Even though the larvae of the insects are safeguarded to some extent by the exoskeleton covering their bodies, it is necessary for them to camouflage themselves to hide from the sight of their predators.
Since the fly’s larvae are protein-rich and nutritious snacks for many creatures such as fish, amphibians, arachnids, insects, birds and even some mammals, it is necessary for the creatures to come up with different ways and means to protect themselves; of which camouflaging their bodies to fit perfectly with their surroundings is the best way to achieve safety easily. While some members choose the colours suiting to their environments and even the shapes, some tend to make use of the tools to safeguard them.
If the thought is now aligned about humans using the sand and stones around them to build shelters, stop for a moment; there are several creatures of nature that also perform such acts. It’s not just the spiders that build their homes, but also larvae of some flies that execute this safety mechanism for protection.
The caddis-fly larvae tend to make use of the tiny pebbles, mud, dust, dirt and even twigs to build a log cabin around themselves, which they attach to their bodies using the sticky silk that they produce. The process of sticking one twig would take about 15 to 20 minutes or even up to an hour, if the conditions are not favourable, but the caddis-worm (as the larva is called) has all the patience in the world to execute this act.
Step 1: Check if the twig would suit the purpose. It should neither be rough nor thorny. It should be smooth, light and yet strong.
Step 2: Once the twig is fixed, go to the free end of it.
Step 3: Turn around and move towards the tethered end until the length of the twig matches with the length of the body.
Step 4: Fix the existing shell to the twig and chop the twig to free the length that is selected as required.
Step 5: Hold the twig with the six legs and apply silk, which is the glue that would adhere the twig with the body and other twigs that may exist already. The mouth applies glue, while legs hold the twig. Hey, but won’t the larva fall off. It will not, since the log cabin’s top end is already fixed to the static part of the twig.
Step 6: Apply glue throughout the twig, since it has to be parallel to the body and other logs.
Step 7: Allow the twig to dry for about a minute to ensure that the silk would stick for the rest of the life of the larva, until it is ready to pupate and emerge as a fly. Pull back the head and legs inside the log cabin until drying happens. The new log would not fly or drop off since the silk would retain it safely.
Step 8: Align the twig to be parallel to the body. To achieve this, the caddis-worm would even re-emerge in the side of the cylinder and fix the position properly.

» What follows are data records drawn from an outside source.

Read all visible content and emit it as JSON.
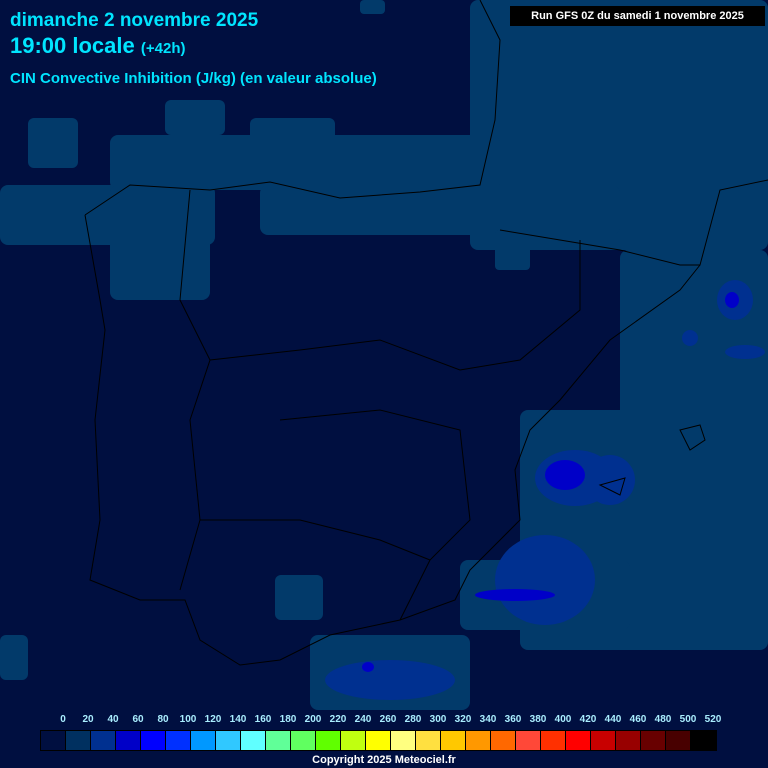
{
  "header": {
    "date": "dimanche 2 novembre 2025",
    "time": "19:00 locale",
    "offset": "(+42h)",
    "variable": "CIN Convective Inhibition (J/kg) (en valeur absolue)",
    "run": "Run GFS 0Z du samedi 1 novembre 2025"
  },
  "legend": {
    "labels": [
      "0",
      "20",
      "40",
      "60",
      "80",
      "100",
      "120",
      "140",
      "160",
      "180",
      "200",
      "220",
      "240",
      "260",
      "280",
      "300",
      "320",
      "340",
      "360",
      "380",
      "400",
      "420",
      "440",
      "460",
      "480",
      "500",
      "520"
    ],
    "colors": [
      "#000f40",
      "#003060",
      "#003090",
      "#0000c8",
      "#0000ff",
      "#0030ff",
      "#0098ff",
      "#30c8ff",
      "#60ffff",
      "#60ff98",
      "#60ff60",
      "#60ff00",
      "#c0ff10",
      "#ffff00",
      "#ffff80",
      "#ffe040",
      "#ffc800",
      "#ff9800",
      "#ff6800",
      "#ff4838",
      "#ff3000",
      "#ff0000",
      "#c80000",
      "#980000",
      "#680000",
      "#480000",
      "#000000"
    ]
  },
  "copyright": "Copyright 2025 Meteociel.fr"
}
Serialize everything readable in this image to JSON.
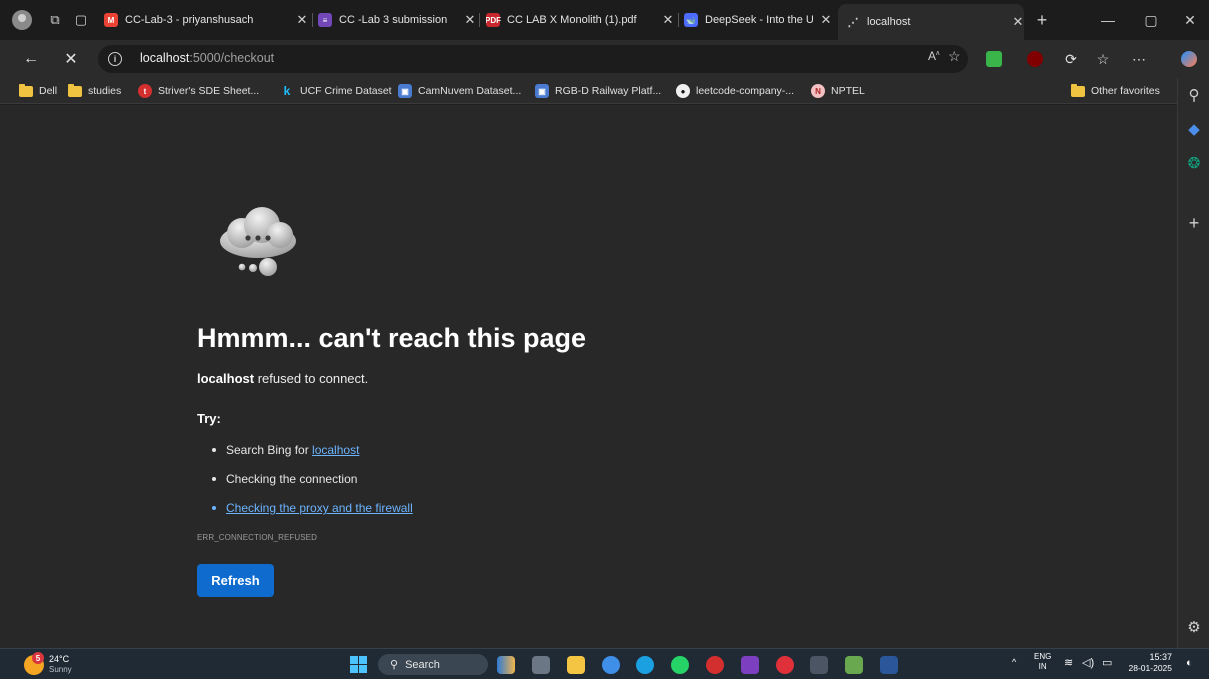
{
  "tabs": [
    {
      "title": "CC-Lab-3 - priyanshusach",
      "favicon": "gmail-icon"
    },
    {
      "title": "CC -Lab 3 submission",
      "favicon": "forms-icon"
    },
    {
      "title": "CC LAB X Monolith (1).pdf",
      "favicon": "pdf-icon"
    },
    {
      "title": "DeepSeek - Into the Unkn",
      "favicon": "deepseek-icon"
    },
    {
      "title": "localhost",
      "favicon": "loading-icon",
      "active": true
    }
  ],
  "address": {
    "host": "localhost",
    "path": ":5000/checkout"
  },
  "bookmarks": [
    {
      "label": "Dell",
      "icon": "folder-icon"
    },
    {
      "label": "studies",
      "icon": "folder-icon"
    },
    {
      "label": "Striver's SDE Sheet...",
      "icon": "tuf-icon"
    },
    {
      "label": "UCF Crime Dataset",
      "icon": "kaggle-icon"
    },
    {
      "label": "CamNuvem Dataset...",
      "icon": "site-icon"
    },
    {
      "label": "RGB-D Railway Platf...",
      "icon": "site-icon"
    },
    {
      "label": "leetcode-company-...",
      "icon": "github-icon"
    },
    {
      "label": "NPTEL",
      "icon": "nptel-icon"
    },
    {
      "label": "Other favorites",
      "icon": "folder-icon"
    }
  ],
  "error": {
    "title": "Hmmm... can't reach this page",
    "host": "localhost",
    "message": " refused to connect.",
    "try_label": "Try:",
    "suggestion_1_prefix": "Search Bing for ",
    "suggestion_1_link": "localhost",
    "suggestion_2": "Checking the connection",
    "suggestion_3_link": "Checking the proxy and the firewall",
    "code": "ERR_CONNECTION_REFUSED",
    "refresh_label": "Refresh"
  },
  "taskbar": {
    "weather_temp": "24°C",
    "weather_cond": "Sunny",
    "weather_badge": "5",
    "search_label": "Search",
    "lang_1": "ENG",
    "lang_2": "IN",
    "time": "15:37",
    "date": "28-01-2025"
  },
  "colors": {
    "accent": "#0f6cce",
    "link": "#6cb4ff",
    "background": "#282828"
  }
}
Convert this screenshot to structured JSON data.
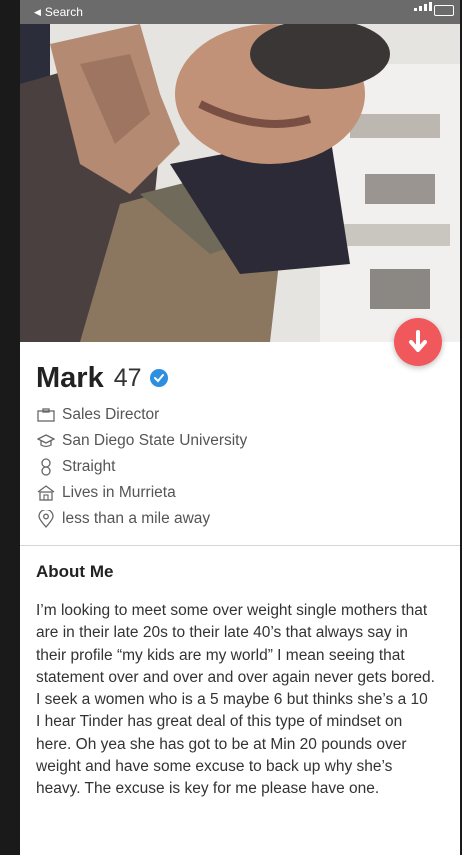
{
  "status_bar": {
    "back_label": "Search"
  },
  "profile": {
    "name": "Mark",
    "age": "47",
    "details": [
      {
        "icon": "briefcase-icon",
        "text": "Sales Director"
      },
      {
        "icon": "graduation-cap-icon",
        "text": "San Diego State University"
      },
      {
        "icon": "gender-icon",
        "text": "Straight"
      },
      {
        "icon": "home-icon",
        "text": "Lives in Murrieta"
      },
      {
        "icon": "location-pin-icon",
        "text": "less than a mile away"
      }
    ]
  },
  "about": {
    "title": "About Me",
    "body": "I’m looking to meet some over weight single mothers that are in their late 20s to their late 40’s that always say in their profile “my kids are my world” I mean seeing that statement over and over and over again never gets bored. I seek a women who is a 5 maybe 6 but thinks she’s a 10 I hear Tinder has great deal of this type of mindset on here. Oh yea she has got to be at Min 20 pounds over weight and have some excuse to back up why she’s heavy. The excuse is key for me please have one."
  },
  "colors": {
    "accent_red": "#f0585b",
    "verified_blue": "#2d8fe0",
    "text_dark": "#222222",
    "text_muted": "#555555"
  }
}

Once enough twigs that are neither too less to be camouflaged nor too many to be carried around by the light caddis-worm, he starts to gobble up and fatten until ready for pupation.